More and more I keep noticing people say "I says" in a sentence when describing an event.
Is it proper english to say, for example, "So I says to him, why don't you go get in the truck and drive away?"
I'm really confused as I was always taught to use said in those instances, as it is past tense. It doesn't sound right to my ear, but maybe it is some weird exception to the English language.
"I says" (or "says I", "sez I", etc.) is not a recent development: you can find it in dialogue in 19th century fiction, for instance, and the OED records it from 1682. It's also common in other persons, e.g. the colloquial jeer "Says you!", expressing scepticism.
As you say ("as you says"?), its form is non-standard ("I says", not "I say"); presumably the use of an irregular present tense form makes a narrative more vivid and piquant.
I'm a native AmE speaker, and I would sound funny or out of place using "I says." It's more of a phrase used by gangster-type tough guys in movies, or maybe people who were born and raised in Brooklyn.
Usually the person who uses "says" also uses "deeze" and "dem" instead of "these" and "them."
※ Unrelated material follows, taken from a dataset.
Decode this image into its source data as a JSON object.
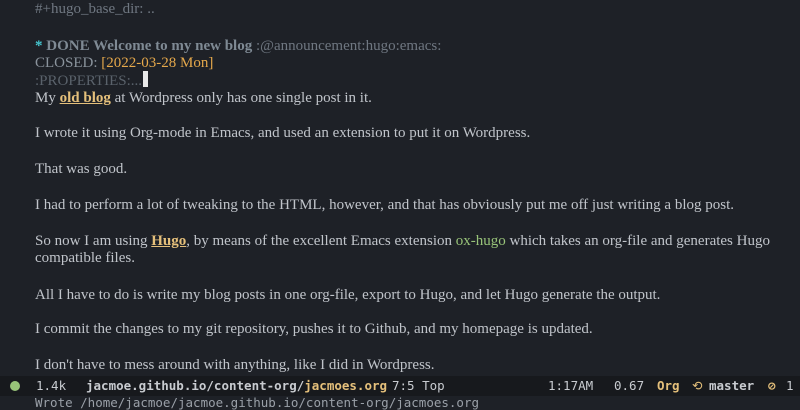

Yes; in BrE, it's associated with non-standard forms of English, such as rural dialects and Cockney. It's also popular in literary English, where non-standard dialects are imitated (e.g. in the stories of W.W. Jacobs).